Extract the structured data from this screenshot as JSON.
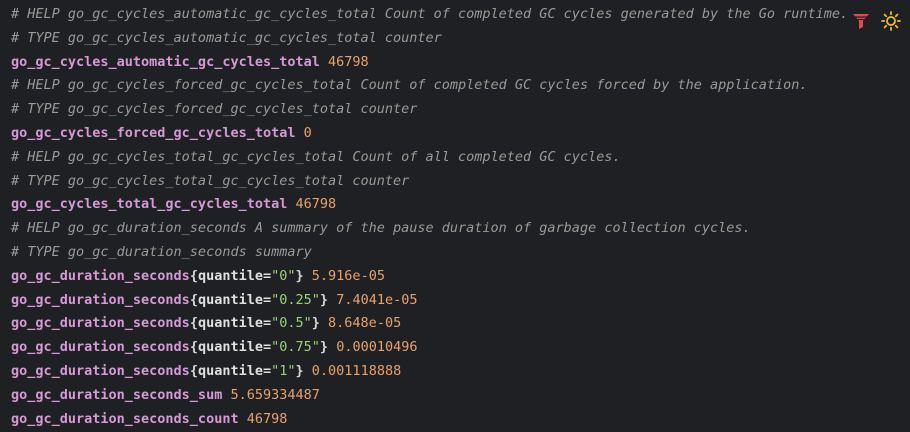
{
  "toolbar": {
    "filter_icon": "filter-icon",
    "theme_icon": "sun-icon",
    "filter_color": "#e5484d",
    "theme_color": "#f0c020"
  },
  "lines": [
    {
      "kind": "comment",
      "text": "# HELP go_gc_cycles_automatic_gc_cycles_total Count of completed GC cycles generated by the Go runtime."
    },
    {
      "kind": "comment",
      "text": "# TYPE go_gc_cycles_automatic_gc_cycles_total counter"
    },
    {
      "kind": "metric",
      "name": "go_gc_cycles_automatic_gc_cycles_total",
      "value": "46798"
    },
    {
      "kind": "comment",
      "text": "# HELP go_gc_cycles_forced_gc_cycles_total Count of completed GC cycles forced by the application."
    },
    {
      "kind": "comment",
      "text": "# TYPE go_gc_cycles_forced_gc_cycles_total counter"
    },
    {
      "kind": "metric",
      "name": "go_gc_cycles_forced_gc_cycles_total",
      "value": "0"
    },
    {
      "kind": "comment",
      "text": "# HELP go_gc_cycles_total_gc_cycles_total Count of all completed GC cycles."
    },
    {
      "kind": "comment",
      "text": "# TYPE go_gc_cycles_total_gc_cycles_total counter"
    },
    {
      "kind": "metric",
      "name": "go_gc_cycles_total_gc_cycles_total",
      "value": "46798"
    },
    {
      "kind": "comment",
      "text": "# HELP go_gc_duration_seconds A summary of the pause duration of garbage collection cycles."
    },
    {
      "kind": "comment",
      "text": "# TYPE go_gc_duration_seconds summary"
    },
    {
      "kind": "labeled",
      "name": "go_gc_duration_seconds",
      "label_key": "quantile",
      "label_value": "\"0\"",
      "value": "5.916e-05"
    },
    {
      "kind": "labeled",
      "name": "go_gc_duration_seconds",
      "label_key": "quantile",
      "label_value": "\"0.25\"",
      "value": "7.4041e-05"
    },
    {
      "kind": "labeled",
      "name": "go_gc_duration_seconds",
      "label_key": "quantile",
      "label_value": "\"0.5\"",
      "value": "8.648e-05"
    },
    {
      "kind": "labeled",
      "name": "go_gc_duration_seconds",
      "label_key": "quantile",
      "label_value": "\"0.75\"",
      "value": "0.00010496"
    },
    {
      "kind": "labeled",
      "name": "go_gc_duration_seconds",
      "label_key": "quantile",
      "label_value": "\"1\"",
      "value": "0.001118888"
    },
    {
      "kind": "metric",
      "name": "go_gc_duration_seconds_sum",
      "value": "5.659334487"
    },
    {
      "kind": "metric",
      "name": "go_gc_duration_seconds_count",
      "value": "46798"
    }
  ]
}
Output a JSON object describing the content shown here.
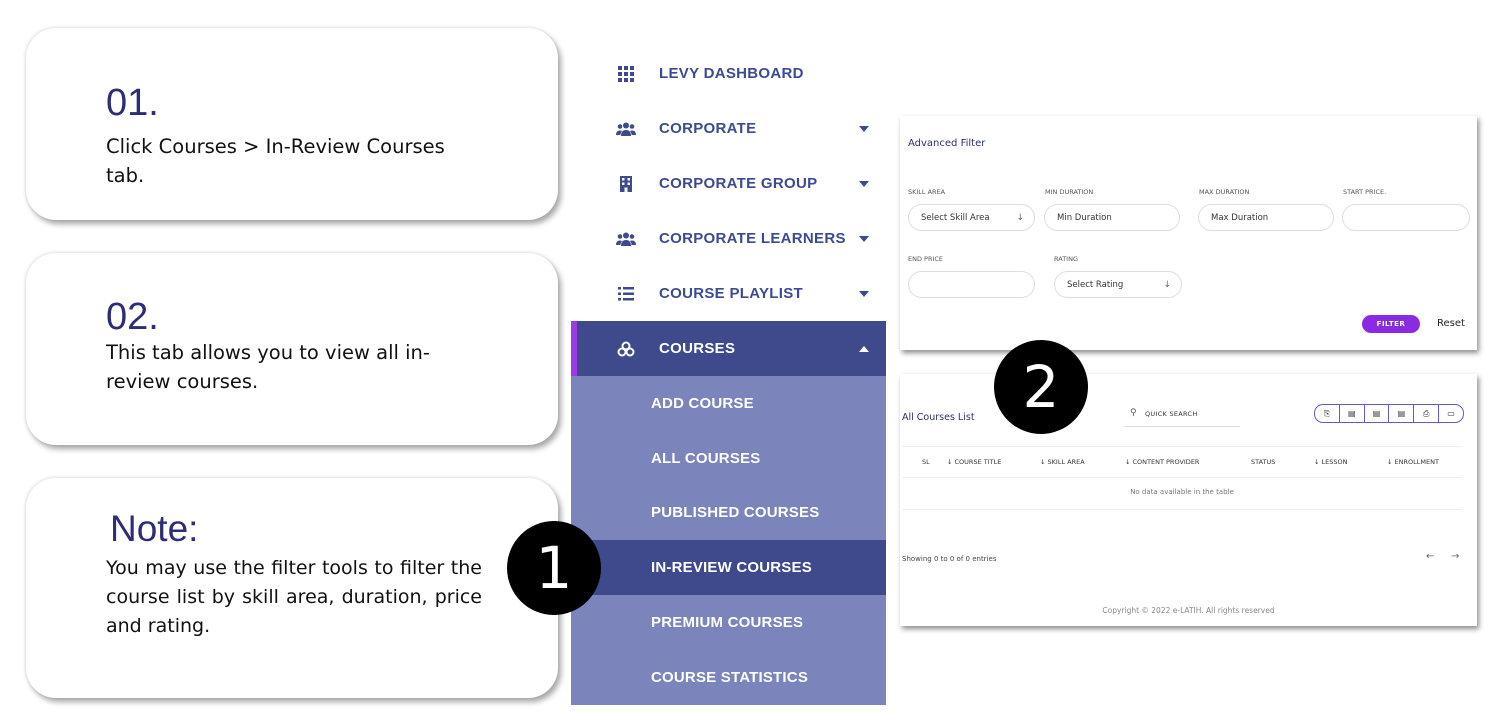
{
  "steps": [
    {
      "num": "01.",
      "text": "Click Courses > In-Review Courses tab."
    },
    {
      "num": "02.",
      "text": "This tab allows you to view all in-review courses."
    },
    {
      "num": "Note:",
      "text": "You may use the filter tools to filter the course list by skill area, duration, price and rating."
    }
  ],
  "sidebar": {
    "items": [
      {
        "label": "LEVY DASHBOARD",
        "icon": "grid-icon"
      },
      {
        "label": "CORPORATE",
        "icon": "users-icon"
      },
      {
        "label": "CORPORATE GROUP",
        "icon": "building-icon"
      },
      {
        "label": "CORPORATE LEARNERS",
        "icon": "users-icon"
      },
      {
        "label": "COURSE PLAYLIST",
        "icon": "list-icon"
      },
      {
        "label": "COURSES",
        "icon": "courses-icon"
      }
    ],
    "submenu": [
      {
        "label": "ADD COURSE"
      },
      {
        "label": "ALL COURSES"
      },
      {
        "label": "PUBLISHED COURSES"
      },
      {
        "label": "IN-REVIEW COURSES"
      },
      {
        "label": "PREMIUM COURSES"
      },
      {
        "label": "COURSE STATISTICS"
      }
    ]
  },
  "filter": {
    "title": "Advanced Filter",
    "skill_area_label": "SKILL AREA",
    "skill_area_value": "Select Skill Area",
    "min_duration_label": "MIN DURATION",
    "min_duration_value": "Min Duration",
    "max_duration_label": "MAX DURATION",
    "max_duration_value": "Max Duration",
    "start_price_label": "START PRICE.",
    "end_price_label": "END PRICE",
    "rating_label": "RATING",
    "rating_value": "Select Rating",
    "filter_button": "FILTER",
    "reset_link": "Reset"
  },
  "list": {
    "title": "All Courses List",
    "search_placeholder": "QUICK SEARCH",
    "columns": [
      "SL",
      "COURSE TITLE",
      "SKILL AREA",
      "CONTENT PROVIDER",
      "STATUS",
      "LESSON",
      "ENROLLMENT"
    ],
    "empty_message": "No data available in the table",
    "showing": "Showing 0 to 0 of 0 entries",
    "footer": "Copyright © 2022 e-LATIH. All rights reserved"
  },
  "badges": [
    "1",
    "2"
  ]
}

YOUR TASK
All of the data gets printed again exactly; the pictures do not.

SOLUTION
Extract the structured data from this screenshot as JSON.
{
  "toolbar": {
    "filter_icon": "filter-icon",
    "theme_icon": "sun-icon",
    "filter_color": "#e5484d",
    "theme_color": "#f0c020"
  },
  "lines": [
    {
      "kind": "comment",
      "text": "# HELP go_gc_cycles_automatic_gc_cycles_total Count of completed GC cycles generated by the Go runtime."
    },
    {
      "kind": "comment",
      "text": "# TYPE go_gc_cycles_automatic_gc_cycles_total counter"
    },
    {
      "kind": "metric",
      "name": "go_gc_cycles_automatic_gc_cycles_total",
      "value": "46798"
    },
    {
      "kind": "comment",
      "text": "# HELP go_gc_cycles_forced_gc_cycles_total Count of completed GC cycles forced by the application."
    },
    {
      "kind": "comment",
      "text": "# TYPE go_gc_cycles_forced_gc_cycles_total counter"
    },
    {
      "kind": "metric",
      "name": "go_gc_cycles_forced_gc_cycles_total",
      "value": "0"
    },
    {
      "kind": "comment",
      "text": "# HELP go_gc_cycles_total_gc_cycles_total Count of all completed GC cycles."
    },
    {
      "kind": "comment",
      "text": "# TYPE go_gc_cycles_total_gc_cycles_total counter"
    },
    {
      "kind": "metric",
      "name": "go_gc_cycles_total_gc_cycles_total",
      "value": "46798"
    },
    {
      "kind": "comment",
      "text": "# HELP go_gc_duration_seconds A summary of the pause duration of garbage collection cycles."
    },
    {
      "kind": "comment",
      "text": "# TYPE go_gc_duration_seconds summary"
    },
    {
      "kind": "labeled",
      "name": "go_gc_duration_seconds",
      "label_key": "quantile",
      "label_value": "\"0\"",
      "value": "5.916e-05"
    },
    {
      "kind": "labeled",
      "name": "go_gc_duration_seconds",
      "label_key": "quantile",
      "label_value": "\"0.25\"",
      "value": "7.4041e-05"
    },
    {
      "kind": "labeled",
      "name": "go_gc_duration_seconds",
      "label_key": "quantile",
      "label_value": "\"0.5\"",
      "value": "8.648e-05"
    },
    {
      "kind": "labeled",
      "name": "go_gc_duration_seconds",
      "label_key": "quantile",
      "label_value": "\"0.75\"",
      "value": "0.00010496"
    },
    {
      "kind": "labeled",
      "name": "go_gc_duration_seconds",
      "label_key": "quantile",
      "label_value": "\"1\"",
      "value": "0.001118888"
    },
    {
      "kind": "metric",
      "name": "go_gc_duration_seconds_sum",
      "value": "5.659334487"
    },
    {
      "kind": "metric",
      "name": "go_gc_duration_seconds_count",
      "value": "46798"
    }
  ]
}
Output a JSON object describing the content shown here.
{
  "steps": [
    {
      "num": "01.",
      "text": "Click Courses > In-Review Courses tab."
    },
    {
      "num": "02.",
      "text": "This tab allows you to view all in-review courses."
    },
    {
      "num": "Note:",
      "text": "You may use the filter tools to filter the course list by skill area, duration, price and rating."
    }
  ],
  "sidebar": {
    "items": [
      {
        "label": "LEVY DASHBOARD",
        "icon": "grid-icon"
      },
      {
        "label": "CORPORATE",
        "icon": "users-icon"
      },
      {
        "label": "CORPORATE GROUP",
        "icon": "building-icon"
      },
      {
        "label": "CORPORATE LEARNERS",
        "icon": "users-icon"
      },
      {
        "label": "COURSE PLAYLIST",
        "icon": "list-icon"
      },
      {
        "label": "COURSES",
        "icon": "courses-icon"
      }
    ],
    "submenu": [
      {
        "label": "ADD COURSE"
      },
      {
        "label": "ALL COURSES"
      },
      {
        "label": "PUBLISHED COURSES"
      },
      {
        "label": "IN-REVIEW COURSES"
      },
      {
        "label": "PREMIUM COURSES"
      },
      {
        "label": "COURSE STATISTICS"
      }
    ]
  },
  "filter": {
    "title": "Advanced Filter",
    "skill_area_label": "SKILL AREA",
    "skill_area_value": "Select Skill Area",
    "min_duration_label": "MIN DURATION",
    "min_duration_value": "Min Duration",
    "max_duration_label": "MAX DURATION",
    "max_duration_value": "Max Duration",
    "start_price_label": "START PRICE.",
    "end_price_label": "END PRICE",
    "rating_label": "RATING",
    "rating_value": "Select Rating",
    "filter_button": "FILTER",
    "reset_link": "Reset"
  },
  "list": {
    "title": "All Courses List",
    "search_placeholder": "QUICK SEARCH",
    "columns": [
      "SL",
      "COURSE TITLE",
      "SKILL AREA",
      "CONTENT PROVIDER",
      "STATUS",
      "LESSON",
      "ENROLLMENT"
    ],
    "empty_message": "No data available in the table",
    "showing": "Showing 0 to 0 of 0 entries",
    "footer": "Copyright © 2022 e-LATIH. All rights reserved"
  },
  "badges": [
    "1",
    "2"
  ]
}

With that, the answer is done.